WORKING DATA:

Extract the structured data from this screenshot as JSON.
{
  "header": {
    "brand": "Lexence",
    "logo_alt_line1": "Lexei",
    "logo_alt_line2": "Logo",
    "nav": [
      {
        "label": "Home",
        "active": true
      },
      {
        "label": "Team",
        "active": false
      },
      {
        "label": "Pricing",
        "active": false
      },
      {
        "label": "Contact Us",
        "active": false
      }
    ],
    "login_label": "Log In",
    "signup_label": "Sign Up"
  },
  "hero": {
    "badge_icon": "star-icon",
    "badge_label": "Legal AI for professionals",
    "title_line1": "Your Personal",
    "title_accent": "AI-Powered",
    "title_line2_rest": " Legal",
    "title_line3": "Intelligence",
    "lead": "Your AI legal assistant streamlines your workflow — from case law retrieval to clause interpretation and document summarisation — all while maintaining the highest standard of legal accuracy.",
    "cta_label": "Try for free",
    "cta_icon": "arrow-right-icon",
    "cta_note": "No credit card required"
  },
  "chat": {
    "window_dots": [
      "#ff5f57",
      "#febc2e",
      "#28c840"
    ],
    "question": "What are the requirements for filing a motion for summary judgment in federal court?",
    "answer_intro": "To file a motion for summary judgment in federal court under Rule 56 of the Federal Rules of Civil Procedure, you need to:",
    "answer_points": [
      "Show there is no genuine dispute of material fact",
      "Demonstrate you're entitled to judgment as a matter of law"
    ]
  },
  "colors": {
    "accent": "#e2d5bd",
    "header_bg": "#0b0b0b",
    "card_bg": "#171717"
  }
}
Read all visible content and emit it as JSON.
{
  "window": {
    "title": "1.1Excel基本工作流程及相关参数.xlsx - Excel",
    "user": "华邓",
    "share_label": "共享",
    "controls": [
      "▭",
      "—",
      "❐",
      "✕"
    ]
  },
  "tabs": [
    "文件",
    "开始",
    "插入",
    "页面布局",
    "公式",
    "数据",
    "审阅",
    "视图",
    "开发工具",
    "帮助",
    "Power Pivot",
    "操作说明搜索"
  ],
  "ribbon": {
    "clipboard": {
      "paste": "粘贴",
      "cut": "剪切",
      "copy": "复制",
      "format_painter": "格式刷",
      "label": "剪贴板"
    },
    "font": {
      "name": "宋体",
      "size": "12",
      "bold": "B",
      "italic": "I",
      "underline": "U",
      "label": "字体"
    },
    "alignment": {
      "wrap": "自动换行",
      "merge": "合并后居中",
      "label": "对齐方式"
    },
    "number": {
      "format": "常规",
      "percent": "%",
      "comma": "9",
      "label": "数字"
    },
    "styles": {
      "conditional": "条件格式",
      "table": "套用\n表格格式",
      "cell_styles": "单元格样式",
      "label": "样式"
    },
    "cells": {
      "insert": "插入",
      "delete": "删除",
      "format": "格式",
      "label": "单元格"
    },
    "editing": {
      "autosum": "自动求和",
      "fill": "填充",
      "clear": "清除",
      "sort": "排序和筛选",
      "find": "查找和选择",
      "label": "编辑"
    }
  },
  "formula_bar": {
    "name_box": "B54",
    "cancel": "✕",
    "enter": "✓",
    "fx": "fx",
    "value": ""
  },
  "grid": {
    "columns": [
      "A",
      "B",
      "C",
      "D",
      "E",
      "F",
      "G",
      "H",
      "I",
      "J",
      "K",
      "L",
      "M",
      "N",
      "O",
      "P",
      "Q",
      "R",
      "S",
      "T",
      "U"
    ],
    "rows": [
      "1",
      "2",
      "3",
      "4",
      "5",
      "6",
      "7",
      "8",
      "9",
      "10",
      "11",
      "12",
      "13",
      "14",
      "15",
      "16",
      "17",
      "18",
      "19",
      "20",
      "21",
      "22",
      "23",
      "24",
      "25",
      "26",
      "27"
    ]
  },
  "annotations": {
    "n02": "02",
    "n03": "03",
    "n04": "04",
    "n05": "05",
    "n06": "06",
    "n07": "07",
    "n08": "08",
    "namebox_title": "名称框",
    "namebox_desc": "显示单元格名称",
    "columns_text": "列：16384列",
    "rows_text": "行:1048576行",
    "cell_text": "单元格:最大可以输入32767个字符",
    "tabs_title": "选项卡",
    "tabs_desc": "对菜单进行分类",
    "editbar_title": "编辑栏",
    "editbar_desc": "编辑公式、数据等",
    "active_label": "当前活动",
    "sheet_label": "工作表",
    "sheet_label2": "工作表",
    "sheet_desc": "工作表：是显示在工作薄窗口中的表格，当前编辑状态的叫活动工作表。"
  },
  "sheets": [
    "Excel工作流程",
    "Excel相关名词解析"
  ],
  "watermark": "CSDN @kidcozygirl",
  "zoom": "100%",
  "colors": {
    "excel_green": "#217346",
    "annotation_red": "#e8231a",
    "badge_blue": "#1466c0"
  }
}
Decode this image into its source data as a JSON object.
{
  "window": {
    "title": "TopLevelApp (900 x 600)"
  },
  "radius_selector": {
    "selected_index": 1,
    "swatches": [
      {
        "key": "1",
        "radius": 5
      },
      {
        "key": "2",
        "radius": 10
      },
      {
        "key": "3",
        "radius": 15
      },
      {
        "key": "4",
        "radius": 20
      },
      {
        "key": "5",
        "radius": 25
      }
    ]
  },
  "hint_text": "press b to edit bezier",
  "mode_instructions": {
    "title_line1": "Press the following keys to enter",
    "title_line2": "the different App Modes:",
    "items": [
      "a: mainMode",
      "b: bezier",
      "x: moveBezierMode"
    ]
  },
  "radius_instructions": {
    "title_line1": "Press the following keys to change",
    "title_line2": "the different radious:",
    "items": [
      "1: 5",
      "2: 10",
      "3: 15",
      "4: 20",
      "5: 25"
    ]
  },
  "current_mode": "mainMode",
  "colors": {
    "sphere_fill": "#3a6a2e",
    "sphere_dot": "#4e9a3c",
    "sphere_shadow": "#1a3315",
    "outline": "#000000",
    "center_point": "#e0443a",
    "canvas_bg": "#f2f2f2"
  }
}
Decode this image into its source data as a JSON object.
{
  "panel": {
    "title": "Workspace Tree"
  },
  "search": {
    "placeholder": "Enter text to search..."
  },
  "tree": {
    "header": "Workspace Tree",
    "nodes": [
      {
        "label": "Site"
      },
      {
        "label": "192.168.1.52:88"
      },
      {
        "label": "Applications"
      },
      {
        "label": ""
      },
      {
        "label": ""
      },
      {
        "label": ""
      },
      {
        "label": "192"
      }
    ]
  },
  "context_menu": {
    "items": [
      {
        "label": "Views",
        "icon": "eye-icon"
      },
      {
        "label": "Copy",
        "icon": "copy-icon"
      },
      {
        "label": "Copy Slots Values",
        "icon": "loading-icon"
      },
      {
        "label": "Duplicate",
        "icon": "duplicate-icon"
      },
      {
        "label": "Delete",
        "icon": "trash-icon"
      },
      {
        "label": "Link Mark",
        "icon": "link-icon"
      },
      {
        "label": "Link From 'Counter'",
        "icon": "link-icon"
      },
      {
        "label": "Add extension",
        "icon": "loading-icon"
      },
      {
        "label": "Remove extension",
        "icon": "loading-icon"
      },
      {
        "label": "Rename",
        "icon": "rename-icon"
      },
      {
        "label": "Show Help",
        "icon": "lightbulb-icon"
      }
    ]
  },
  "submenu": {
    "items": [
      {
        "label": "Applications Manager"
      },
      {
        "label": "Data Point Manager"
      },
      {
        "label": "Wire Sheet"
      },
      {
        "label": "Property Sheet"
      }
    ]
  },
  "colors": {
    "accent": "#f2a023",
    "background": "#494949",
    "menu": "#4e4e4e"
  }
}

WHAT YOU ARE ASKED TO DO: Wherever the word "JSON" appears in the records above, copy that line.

RESPONSE:
Extract the structured data from this screenshot as JSON.
Read all visible content and emit it as JSON.
Decode this image into its source data as a JSON object.
Decode this image into its source data as a JSON object.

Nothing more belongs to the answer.